Mon, 3 May 2021
(Acts 14:19-28; Ps.145:10-13,21; Jn.14:27-31)
“We must undergo many trials if we are to enter into the reign of God.”
“With this instruction” Paul and Barnabas “gave their disciples reassurances, and encouraged them to persevere in the faith.” Their apostolic journey has been a witness that the road to the Lord is wrought with difficulties, but that it bears great fruit. These apostles are pursued from towns in which they have preached by those who would destroy them and their word. Paul is stoned, seemingly unto death. But their trials do not dissuade these apostles from retracing their steps through the very towns from which they have been ejected and installing elders, priests, in each one, “commend[ing] them to the Lord in whom they had put their faith.” And so they arrived again at the place “where they had first been commended to the favor of God for the task they had now completed.” Now they are able to relate in joy “all that God had helped them accomplish, and how He had opened the door of faith to the Gentiles,” perhaps the greatest feat of the growing Church, the Body of Christ on earth.
Of course, Jesus’ words to His disciples are the same as Paul’s: “‘Peace’ is my farewell to you, my peace is my gift to you,” Jesus says, and adds, “I do not give it to you as the world gives peace.” For the peace Jesus gives is deeper and abides eternally; it remains through any trial of the world for it is not dependent on the consolations that come from earthly things. And so He can assure them, “Do not be distressed or fearful.” He can freely invite them into the peace He possesses and to which He returns, as He retraces His steps back to the Father from whom He has come, whence He had first been commended to the favor of God for His mission. He knows they will suffer, even as He is about to suffer death at the hands of “the Prince of this world.” But He knows the devil’s power “has no hold” on Him, and would have us know Satan has no power over us either. For we are with Jesus; we are with the Father in heaven. And though we be as Paul in his persecutions, though we be stoned and “dragged… out of town” and left for dead, the Lord’s angels will surround us as Paul’s disciples surrounded him – as they come to Jesus in the tomb – and like Paul, and like our Lord, “before long” we shall get up and return to our call; and ultimately we shall rise from the dead to eternal life with Jesus, coming to the home He now prepares.

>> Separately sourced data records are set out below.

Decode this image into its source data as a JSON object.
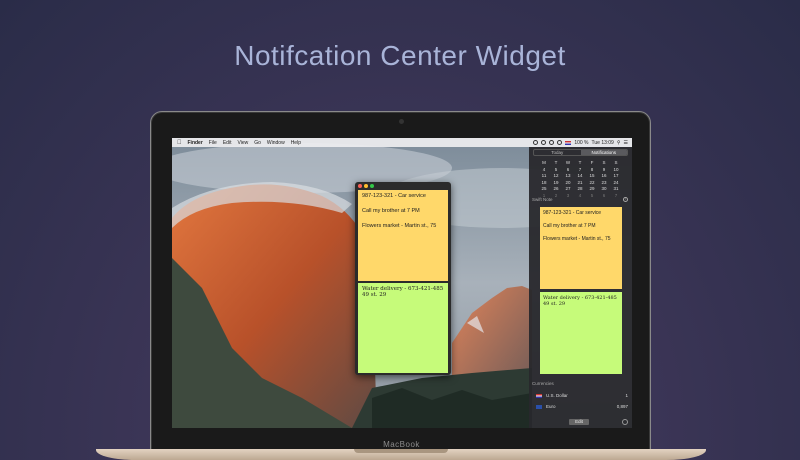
{
  "hero": {
    "title": "Notifcation Center Widget"
  },
  "laptop": {
    "label": "MacBook"
  },
  "menubar": {
    "app": "Finder",
    "items": [
      "File",
      "Edit",
      "View",
      "Go",
      "Window",
      "Help"
    ],
    "battery": "100 %",
    "time": "Tue 13:09"
  },
  "note_window": {
    "yellow_note": [
      "987-123-321 - Car service",
      "Call my brother at 7 PM",
      "Flowers market - Martin st., 75"
    ],
    "green_note": [
      "Water delivery - 673-421-485",
      "49 st. 29"
    ]
  },
  "notification_center": {
    "tabs": [
      "Today",
      "Notifications"
    ],
    "active_tab": "Notifications",
    "calendar": {
      "header": [
        "M",
        "T",
        "W",
        "T",
        "F",
        "S",
        "S"
      ],
      "rows": [
        [
          "4",
          "5",
          "6",
          "7",
          "8",
          "9",
          "10"
        ],
        [
          "11",
          "12",
          "13",
          "14",
          "15",
          "16",
          "17"
        ],
        [
          "18",
          "19",
          "20",
          "21",
          "22",
          "23",
          "24"
        ],
        [
          "25",
          "26",
          "27",
          "28",
          "29",
          "30",
          "31"
        ],
        [
          "1",
          "2",
          "3",
          "4",
          "5",
          "6",
          "7"
        ]
      ]
    },
    "swift_note_label": "Swift Note",
    "yellow_note": [
      "987-123-321 - Car service",
      "Call my brother at 7 PM",
      "Flowers market - Martin st., 75"
    ],
    "green_note": [
      "Water delivery - 673-421-485",
      "49 st. 29"
    ],
    "currencies_label": "Currencies",
    "currencies": [
      {
        "name": "U.S. Dollar",
        "value": "1"
      },
      {
        "name": "Euro",
        "value": "0,897"
      }
    ],
    "edit_label": "Edit"
  },
  "colors": {
    "yellow_note": "#ffd86a",
    "green_note": "#c6fb7a",
    "hero_text": "#a9b4d8"
  }
}
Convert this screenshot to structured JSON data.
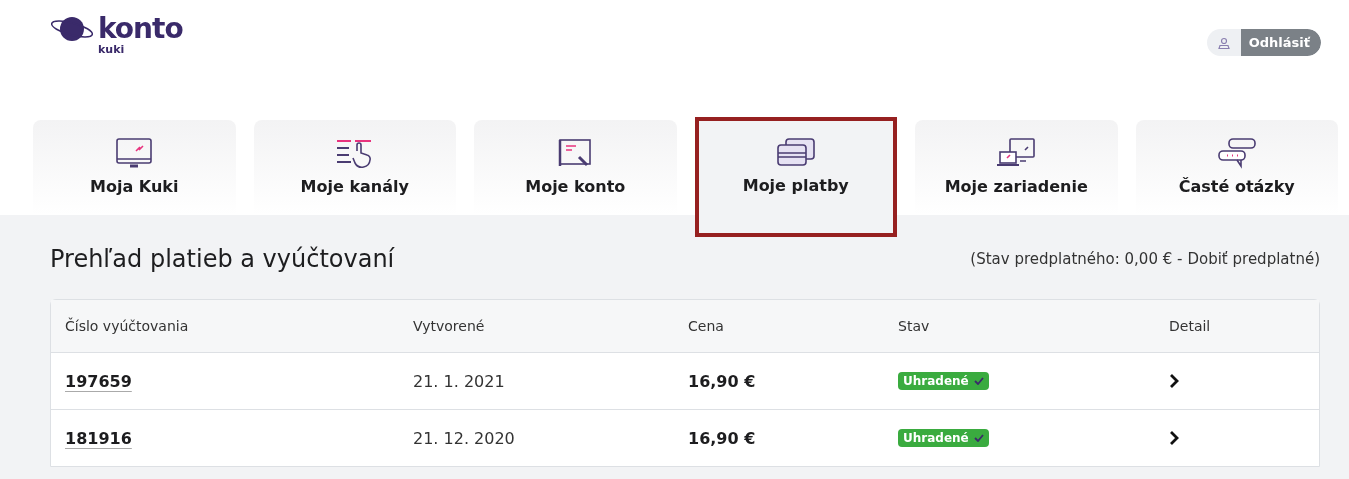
{
  "logo": {
    "title": "konto",
    "subtitle": "kuki"
  },
  "logout": {
    "label": "Odhlásiť"
  },
  "tabs": [
    {
      "label": "Moja Kuki",
      "kind": "monitor",
      "selected": false
    },
    {
      "label": "Moje kanály",
      "kind": "channels",
      "selected": false
    },
    {
      "label": "Moje konto",
      "kind": "document",
      "selected": false
    },
    {
      "label": "Moje platby",
      "kind": "cards",
      "selected": true
    },
    {
      "label": "Moje zariadenie",
      "kind": "devices",
      "selected": false
    },
    {
      "label": "Časté otázky",
      "kind": "chat",
      "selected": false
    }
  ],
  "section": {
    "title": "Prehľad platieb a vyúčtovaní",
    "balance_prefix": "(Stav predplatného: 0,00 € -",
    "balance_link": "Dobiť predplatné",
    "balance_suffix": ")"
  },
  "table": {
    "columns": [
      "Číslo vyúčtovania",
      "Vytvorené",
      "Cena",
      "Stav",
      "Detail"
    ],
    "rows": [
      {
        "number": "197659",
        "created": "21. 1. 2021",
        "price": "16,90 €",
        "status": "Uhradené",
        "paid": true
      },
      {
        "number": "181916",
        "created": "21. 12. 2020",
        "price": "16,90 €",
        "status": "Uhradené",
        "paid": true
      }
    ]
  }
}
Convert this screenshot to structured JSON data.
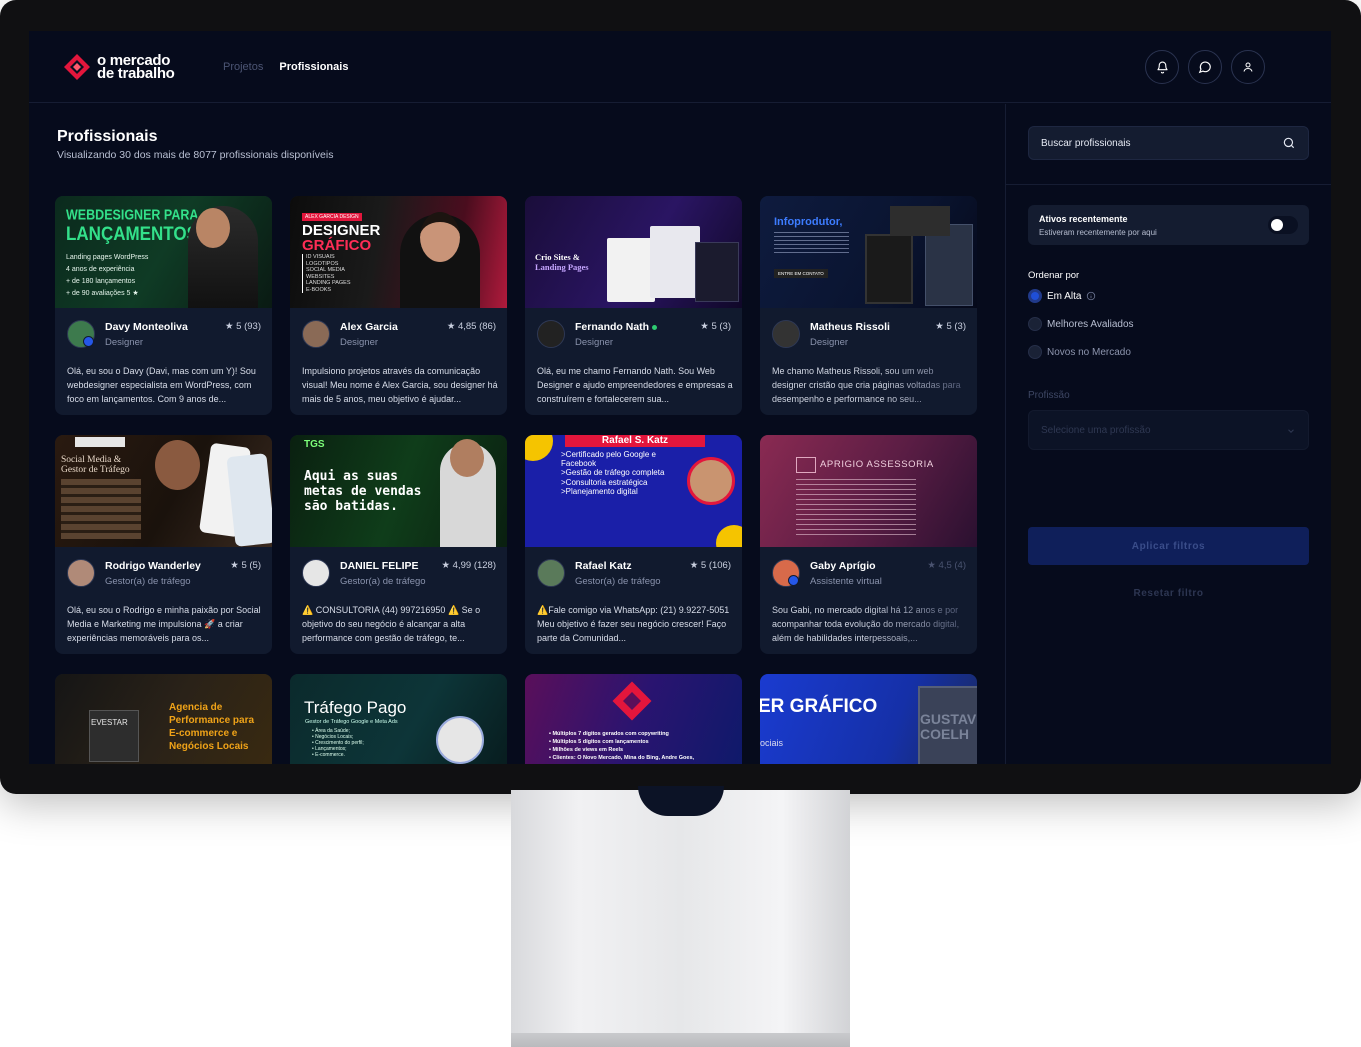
{
  "app": {
    "logo_line1": "o mercado",
    "logo_line2": "de trabalho",
    "brand_color": "#e3163c"
  },
  "nav": [
    {
      "label": "Projetos"
    },
    {
      "label": "Profissionais"
    }
  ],
  "header_icons": [
    "bell-icon",
    "chat-icon",
    "user-icon"
  ],
  "main": {
    "title": "Profissionais",
    "subtitle": "Visualizando 30 dos mais de 8077 profissionais disponíveis"
  },
  "cards": [
    {
      "name": "Davy Monteoliva",
      "role": "Designer",
      "rating": "★ 5 (93)",
      "description": "Olá, eu sou o Davy (Davi, mas com um Y)! Sou webdesigner especialista em WordPress, com foco em lançamentos. Com 9 anos de...",
      "thumb_lines": [
        "WEBDESIGNER PARA",
        "LANÇAMENTOS",
        "Landing pages WordPress",
        "4 anos de experiência",
        "+ de 180 lançamentos",
        "+ de 90 avaliações 5 ★"
      ]
    },
    {
      "name": "Alex Garcia",
      "role": "Designer",
      "rating": "★ 4,85 (86)",
      "description": "Impulsiono projetos através da comunicação visual! Meu nome é Alex Garcia, sou designer há mais de 5 anos, meu objetivo é ajudar...",
      "thumb_lines": [
        "ALEX GARCIA DESIGN",
        "DESIGNER",
        "GRÁFICO",
        "ID VISUAIS",
        "LOGOTIPOS",
        "SOCIAL MEDIA",
        "WEBSITES",
        "LANDING PAGES",
        "E-BOOKS"
      ]
    },
    {
      "name": "Fernando Nath",
      "role": "Designer",
      "rating": "★ 5 (3)",
      "description": "Olá, eu me chamo Fernando Nath. Sou Web Designer e ajudo empreendedores e empresas a construírem e fortalecerem sua...",
      "thumb_lines": [
        "Crio Sites &",
        "Landing Pages"
      ]
    },
    {
      "name": "Matheus Rissoli",
      "role": "Designer",
      "rating": "★ 5 (3)",
      "description": "Me chamo Matheus Rissoli, sou um web designer cristão que cria páginas voltadas para desempenho e performance no seu...",
      "thumb_lines": [
        "Infoprodutor,",
        "ENTRE EM CONTATO"
      ]
    },
    {
      "name": "Rodrigo Wanderley",
      "role": "Gestor(a) de tráfego",
      "rating": "★ 5 (5)",
      "description": "Olá, eu sou o Rodrigo e minha paixão por Social Media e Marketing me impulsiona 🚀 a criar experiências memoráveis para os...",
      "thumb_lines": [
        "Social Media &",
        "Gestor de Tráfego"
      ]
    },
    {
      "name": "DANIEL FELIPE",
      "role": "Gestor(a) de tráfego",
      "rating": "★ 4,99 (128)",
      "description": "⚠️ CONSULTORIA (44) 997216950 ⚠️ Se o objetivo do seu negócio é alcançar a alta performance com gestão de tráfego, te...",
      "thumb_lines": [
        "TGS",
        "Aqui as suas",
        "metas de vendas",
        "são batidas."
      ]
    },
    {
      "name": "Rafael Katz",
      "role": "Gestor(a) de tráfego",
      "rating": "★ 5 (106)",
      "description": "⚠️Fale comigo via WhatsApp: (21) 9.9227-5051 Meu objetivo é fazer seu negócio crescer! Faço parte da Comunidad...",
      "thumb_lines": [
        "Rafael S. Katz",
        ">Certificado pelo Google e",
        "Facebook",
        ">Gestão de tráfego completa",
        ">Consultoria estratégica",
        ">Planejamento digital"
      ]
    },
    {
      "name": "Gaby Aprígio",
      "role": "Assistente virtual",
      "rating": "★ 4,5 (4)",
      "description": "Sou Gabi, no mercado digital há 12 anos e por acompanhar toda evolução do mercado digital, além de habilidades interpessoais,...",
      "thumb_lines": [
        "APRIGIO ASSESSORIA"
      ]
    },
    {
      "name": "",
      "role": "",
      "rating": "",
      "description": "",
      "thumb_lines": [
        "Agencia de",
        "Performance para",
        "E-commerce e",
        "Negócios Locais",
        "EVESTAR"
      ]
    },
    {
      "name": "",
      "role": "",
      "rating": "",
      "description": "",
      "thumb_lines": [
        "Tráfego Pago",
        "Gestor de Tráfego Google e Meta Ads",
        "• Área da Saúde;",
        "• Negócios Locais;",
        "• Crescimento do perfil;",
        "• Lançamentos;",
        "• E-commerce."
      ]
    },
    {
      "name": "",
      "role": "",
      "rating": "",
      "description": "",
      "thumb_lines": [
        "• Múltiplos 7 dígitos gerados com copywriting",
        "• Múltiplos 5 dígitos com lançamentos",
        "• Milhões de views em Reels",
        "• Clientes: O Novo Mercado, Mina do Bing, Andre Goes,"
      ]
    },
    {
      "name": "",
      "role": "",
      "rating": "",
      "description": "",
      "thumb_lines": [
        "ER GRÁFICO",
        "ociais",
        "GUSTAV",
        "COELH"
      ]
    }
  ],
  "sidebar": {
    "search_placeholder": "Buscar profissionais",
    "recent_title": "Ativos recentemente",
    "recent_sub": "Estiveram recentemente por aqui",
    "order_label": "Ordenar por",
    "order_options": [
      {
        "label": "Em Alta",
        "selected": true
      },
      {
        "label": "Melhores Avaliados",
        "selected": false
      },
      {
        "label": "Novos no Mercado",
        "selected": false
      }
    ],
    "profession_label": "Profissão",
    "profession_placeholder": "Selecione uma profissão",
    "apply_label": "Aplicar filtros",
    "reset_label": "Resetar filtro"
  }
}
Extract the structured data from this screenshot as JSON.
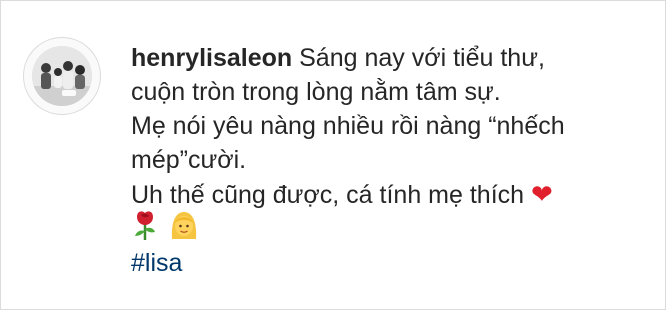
{
  "comment": {
    "username": "henrylisaleon",
    "lines": [
      "Sáng nay với tiểu thư,",
      "cuộn tròn trong lòng nằm tâm sự.",
      "Mẹ nói yêu nàng nhiều rồi nàng “nhếch",
      "mép”cười.",
      "Uh thế cũng được, cá tính mẹ thích"
    ],
    "heart_glyph": "❤",
    "emojis": [
      "rose-emoji",
      "blond-woman-emoji"
    ],
    "hashtag": "#lisa"
  },
  "colors": {
    "text": "#262626",
    "hashtag": "#00376b",
    "heart": "#e0202c",
    "border": "#dbdbdb"
  }
}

“I go away for a while and I come back to you,” Jesus assures His disciples, and asks them to be joyful that He returns to the greatness of the Father, whose “dominion endures through all generations.” And so, brothers and sisters, may our “mouth[s] speak the praise of the Lord” all our days; “may all flesh bless His holy name forever and ever.” Let us do as He commands and “discourse of the glory of [His] kingdom and speak of [His] might,” and that power will enable us to endure all things, and we shall be brought at last into His reign.
O Lord, though it mean we must die,
let us be obedient to your command,
that we might enter your reign.
YHWH, let us discourse of the glory of your kingdom; let us carry your Word to the ends of the earth. Let us not fear the trials that must come to all who enter your reign but hold the peace Jesus offers ever in our hearts. Let us, too, come to you in Heaven.
Though we be stoned and left for dead, we shall rise up again, for you, O LORD, are with your disciples, surrounding them with your grace and protection. As Paul returned even to the towns from which he had been cast out, so let us be ready to enter every battle this world presents, knowing the power you give us is greater than any of this earth, for it overcomes even the Prince of darkness.
Let us give you thanks, O LORD, in all the works we do and so make known to all men your glory.